=== Section Start ===

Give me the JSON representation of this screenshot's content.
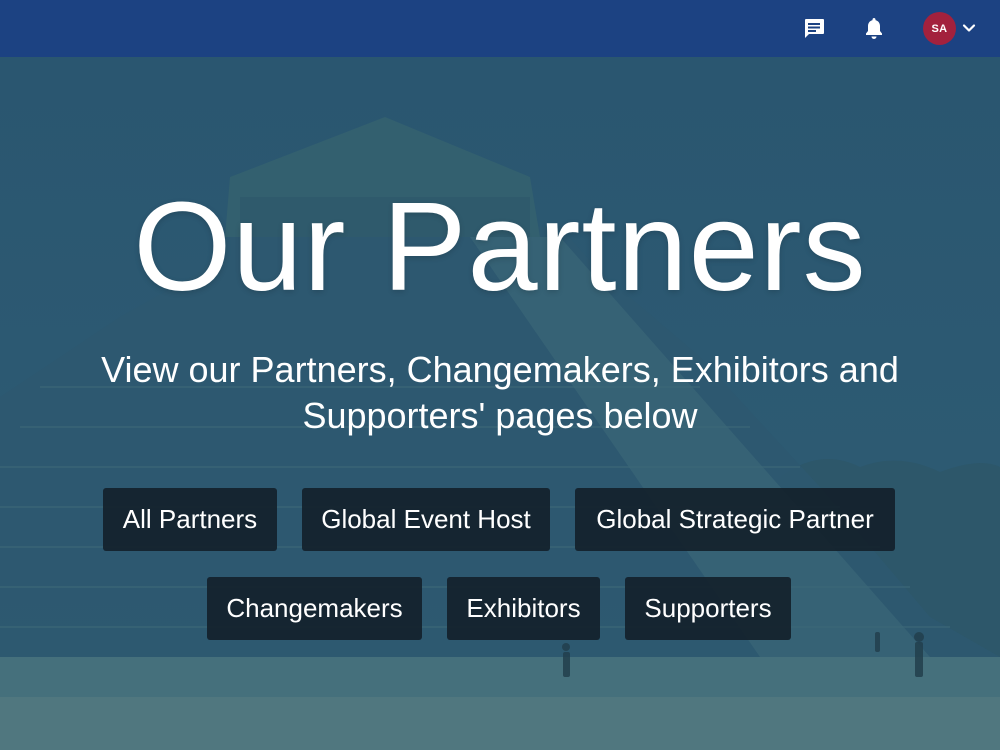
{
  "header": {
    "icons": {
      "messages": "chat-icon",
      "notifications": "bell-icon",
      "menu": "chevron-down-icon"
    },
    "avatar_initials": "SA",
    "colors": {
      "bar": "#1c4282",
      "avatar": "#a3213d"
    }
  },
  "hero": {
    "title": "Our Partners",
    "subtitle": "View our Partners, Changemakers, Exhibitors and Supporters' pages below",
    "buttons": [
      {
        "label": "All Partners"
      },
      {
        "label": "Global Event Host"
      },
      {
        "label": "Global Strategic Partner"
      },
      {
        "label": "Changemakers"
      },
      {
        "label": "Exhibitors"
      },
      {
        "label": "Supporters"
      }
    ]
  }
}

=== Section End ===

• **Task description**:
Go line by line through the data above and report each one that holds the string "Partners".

• **Expected answer**:
    "title": "Our Partners",
    "subtitle": "View our Partners, Changemakers, Exhibitors and Supporters' pages below",
        "label": "All Partners"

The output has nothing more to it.